So, sure, there are plenty of questions.

With more cap space, should the Flyers add in free agency? How much different will the defense look? Which prospects are next? Will the goaltending tandem hold up?

But these ones should go near the top of the list: can the big boys do it all again and will it even be enough?

Flyers' young foundation yearning for long-term relationship

ap-shayne-gostisbehere-travis-konecny.jpg
AP Images

Flyers' young foundation yearning for long-term relationship

Travis Konecny had just finished up his sophomore season and had a few days to process how it came to an end, bitterly against the Penguins in his first taste of the Stanley Cup Playoffs.

Konecny leaped from an immature rookie to an established scorer. He built onto his reputation as a chirper, and his personality screams bloody murder on the ice.

Two weeks ago, at his end-of-the-season news conference, Konecny didn’t let losing his voice impede that charisma from rising when asked about Nolan Patrick wanting to improve his shot.

“Yeah, he needs that,” Konecny quipped.

Now 21 years old, Konecny is one of the Flyers’ many young building blocks, along with the 19-year-old Patrick (see story). The Flyers are getting younger. Their average age in 2017-18 was 25.92, which was their youngest since the 2008-09 season (25.55), and the expectation is that they’ll get even younger next season. They haven’t had back-to-back seasons with an average age below 26 since a five-year period from 1990-95.

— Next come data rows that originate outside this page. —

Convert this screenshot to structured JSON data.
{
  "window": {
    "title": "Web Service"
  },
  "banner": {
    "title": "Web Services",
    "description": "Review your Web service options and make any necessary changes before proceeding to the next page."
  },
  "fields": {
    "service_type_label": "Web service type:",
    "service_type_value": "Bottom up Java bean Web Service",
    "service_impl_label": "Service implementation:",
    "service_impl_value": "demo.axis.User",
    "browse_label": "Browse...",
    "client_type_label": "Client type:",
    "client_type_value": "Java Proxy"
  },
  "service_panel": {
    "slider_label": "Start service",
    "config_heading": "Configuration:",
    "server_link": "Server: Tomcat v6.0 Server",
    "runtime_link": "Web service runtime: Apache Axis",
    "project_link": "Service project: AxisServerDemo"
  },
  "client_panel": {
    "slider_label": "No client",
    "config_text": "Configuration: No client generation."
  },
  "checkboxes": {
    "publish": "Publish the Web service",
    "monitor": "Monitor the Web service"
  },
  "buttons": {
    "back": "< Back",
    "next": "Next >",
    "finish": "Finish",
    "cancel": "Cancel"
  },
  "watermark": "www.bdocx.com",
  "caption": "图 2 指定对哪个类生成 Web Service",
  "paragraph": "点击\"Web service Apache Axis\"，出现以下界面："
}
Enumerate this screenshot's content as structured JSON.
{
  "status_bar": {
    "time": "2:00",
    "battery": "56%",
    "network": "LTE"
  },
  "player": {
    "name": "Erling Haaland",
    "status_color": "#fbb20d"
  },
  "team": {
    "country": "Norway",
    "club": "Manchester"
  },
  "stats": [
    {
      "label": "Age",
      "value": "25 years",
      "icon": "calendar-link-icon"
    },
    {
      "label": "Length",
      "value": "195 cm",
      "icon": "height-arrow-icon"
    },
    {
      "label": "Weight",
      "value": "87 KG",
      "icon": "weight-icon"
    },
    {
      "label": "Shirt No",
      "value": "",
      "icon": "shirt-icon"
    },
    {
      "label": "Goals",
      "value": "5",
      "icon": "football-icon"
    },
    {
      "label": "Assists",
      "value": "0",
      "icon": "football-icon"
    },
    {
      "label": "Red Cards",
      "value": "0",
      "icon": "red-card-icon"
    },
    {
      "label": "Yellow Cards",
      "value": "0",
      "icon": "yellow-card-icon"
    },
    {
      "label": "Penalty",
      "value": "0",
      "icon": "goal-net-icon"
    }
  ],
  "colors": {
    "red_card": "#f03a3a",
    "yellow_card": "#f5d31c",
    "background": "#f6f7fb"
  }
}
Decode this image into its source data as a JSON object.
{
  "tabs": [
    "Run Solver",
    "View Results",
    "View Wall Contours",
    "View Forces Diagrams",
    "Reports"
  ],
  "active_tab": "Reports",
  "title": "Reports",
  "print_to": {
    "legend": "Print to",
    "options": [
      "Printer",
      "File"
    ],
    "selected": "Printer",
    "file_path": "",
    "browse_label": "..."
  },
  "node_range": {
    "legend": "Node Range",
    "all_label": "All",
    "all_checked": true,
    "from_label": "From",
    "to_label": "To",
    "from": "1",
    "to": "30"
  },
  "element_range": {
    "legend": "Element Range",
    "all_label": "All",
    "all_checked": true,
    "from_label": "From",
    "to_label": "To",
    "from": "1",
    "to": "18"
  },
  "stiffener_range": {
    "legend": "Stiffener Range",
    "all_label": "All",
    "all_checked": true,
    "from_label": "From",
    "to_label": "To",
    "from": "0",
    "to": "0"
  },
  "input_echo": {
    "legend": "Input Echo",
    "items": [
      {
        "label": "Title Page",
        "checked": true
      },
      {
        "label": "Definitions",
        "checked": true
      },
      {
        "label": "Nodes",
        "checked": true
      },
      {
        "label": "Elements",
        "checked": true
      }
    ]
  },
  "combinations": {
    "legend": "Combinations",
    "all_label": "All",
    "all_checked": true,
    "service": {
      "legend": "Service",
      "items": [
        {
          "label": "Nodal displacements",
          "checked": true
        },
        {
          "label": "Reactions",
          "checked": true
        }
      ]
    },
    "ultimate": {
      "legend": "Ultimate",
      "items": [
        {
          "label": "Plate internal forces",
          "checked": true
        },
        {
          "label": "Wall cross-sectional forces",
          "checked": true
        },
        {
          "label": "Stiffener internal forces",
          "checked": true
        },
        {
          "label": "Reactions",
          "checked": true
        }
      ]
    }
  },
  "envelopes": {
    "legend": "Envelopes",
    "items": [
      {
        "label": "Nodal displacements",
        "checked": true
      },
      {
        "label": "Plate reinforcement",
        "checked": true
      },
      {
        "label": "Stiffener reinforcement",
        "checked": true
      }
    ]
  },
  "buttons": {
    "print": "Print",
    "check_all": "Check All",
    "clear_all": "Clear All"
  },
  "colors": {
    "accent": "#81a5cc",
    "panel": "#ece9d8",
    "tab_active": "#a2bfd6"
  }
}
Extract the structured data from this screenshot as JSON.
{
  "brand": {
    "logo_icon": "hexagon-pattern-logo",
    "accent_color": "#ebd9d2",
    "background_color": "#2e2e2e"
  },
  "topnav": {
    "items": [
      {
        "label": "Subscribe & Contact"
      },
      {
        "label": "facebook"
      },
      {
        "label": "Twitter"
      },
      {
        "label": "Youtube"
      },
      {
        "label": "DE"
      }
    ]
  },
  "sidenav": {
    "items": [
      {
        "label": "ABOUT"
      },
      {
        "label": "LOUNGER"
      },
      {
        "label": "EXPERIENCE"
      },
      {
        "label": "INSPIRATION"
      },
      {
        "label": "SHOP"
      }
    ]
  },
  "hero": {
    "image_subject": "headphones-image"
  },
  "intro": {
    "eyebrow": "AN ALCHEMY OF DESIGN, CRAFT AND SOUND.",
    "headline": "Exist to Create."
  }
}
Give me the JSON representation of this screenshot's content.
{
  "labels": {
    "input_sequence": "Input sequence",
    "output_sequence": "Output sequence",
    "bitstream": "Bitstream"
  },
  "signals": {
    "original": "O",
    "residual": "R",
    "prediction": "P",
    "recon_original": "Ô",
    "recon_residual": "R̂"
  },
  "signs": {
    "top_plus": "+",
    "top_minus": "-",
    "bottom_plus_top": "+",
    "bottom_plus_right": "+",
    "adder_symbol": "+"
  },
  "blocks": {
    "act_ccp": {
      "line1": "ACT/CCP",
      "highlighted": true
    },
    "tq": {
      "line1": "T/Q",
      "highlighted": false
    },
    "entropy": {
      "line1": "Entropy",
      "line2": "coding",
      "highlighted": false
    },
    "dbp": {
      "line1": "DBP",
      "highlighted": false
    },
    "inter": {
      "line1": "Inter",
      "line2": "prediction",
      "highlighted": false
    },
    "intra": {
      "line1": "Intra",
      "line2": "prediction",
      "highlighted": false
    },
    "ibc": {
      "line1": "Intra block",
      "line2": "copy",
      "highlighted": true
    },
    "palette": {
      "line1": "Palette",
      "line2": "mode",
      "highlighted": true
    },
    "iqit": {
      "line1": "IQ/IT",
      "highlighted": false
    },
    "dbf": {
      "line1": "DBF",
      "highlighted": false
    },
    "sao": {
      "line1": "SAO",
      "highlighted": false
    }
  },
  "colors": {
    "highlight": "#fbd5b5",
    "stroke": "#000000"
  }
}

It’s hard to ignore, and the Flyers know it. Konency sees a young nucleus building. He came into the league with Ivan Provorov, who, at 21, is already among the league’s first-class defensemen. The current core knows what’s coming, and while some outside noise howls for the Flyers to break it up, GM Ron Hextall doesn't appear to have any plans on doing that.

Claude Giroux, Jakub Voracek, Wayne Simmonds and Sean Couturier have been together since 2011-12. Giroux’s time as a Flyer spans back further. From a Flyers historical perspective, keeping a core together for this long without sustained playoff success is unprecedented.

“It’s funny because I see these relationships that these guys have,” Konecny said. “All those guys who have been around, talking about when they were rooming together way back. You see how close they are. They have that long relationship that they’ve built. I think it’s exciting for us. All the young guys get along here. We’ve all got stories with each other.”

While the Flyers’ playoff struggles under this core have continued, the core is still producing. At 30, Giroux posted the Flyers’ first 100-point season since 1995-96. Voracek, 28, set a career high with 85 points. Couturier finally broke down the walls with a 31-goal, 76-point year. Simmonds, despite playing through major injuries, still scored 24 goals.

As Konecny and Patrick prepare for a larger slice of the pie, there will be others stepping in too. Think Oskar Lindblom, who gained valuable experience in 21 games this season, and perhaps any of the forward prospects who graduate to the NHL.

“We all know what’s going on in junior,” Voracek said, “in AHL, the farm team. For us, the older players, which is weird for me to say, it’s a good thing. You need to be pushed sometimes.”

The Flyers are in a transition phase, and Hextall made it a point to declare that they’re not passing the torch from the core to the kids but it’s balancing experience and youth. Hextall pointed to the Sharks a few seasons ago when they made the Stanley Cup Final with Patrick Marleau and Joe Thornton in their mid-30s.

“It’s all about those older players as they get older, our younger players are gonna take a bigger piece of the pie,” Hextall said. “If you look at teams that win, they typically got their older group and their middle group, and maybe a couple of young guys. That’s the way we’re going.”

Konecny wasn’t done poking at Patrick. With the heckle about Patrick’s shot behind him, Konecny told a story about how he turned Valtteri Filppula’s jeers against him onto Patrick.

“Fil says a lot of stuff to me,” Konecny said. “Like, ‘Oh, in my second year, I never would have done this.’ I say that stuff to Patty. ‘Oh, last year, I never would have done that.’ I’ll still do it next year.”

And so the Flyers’ next long-term relationship begins.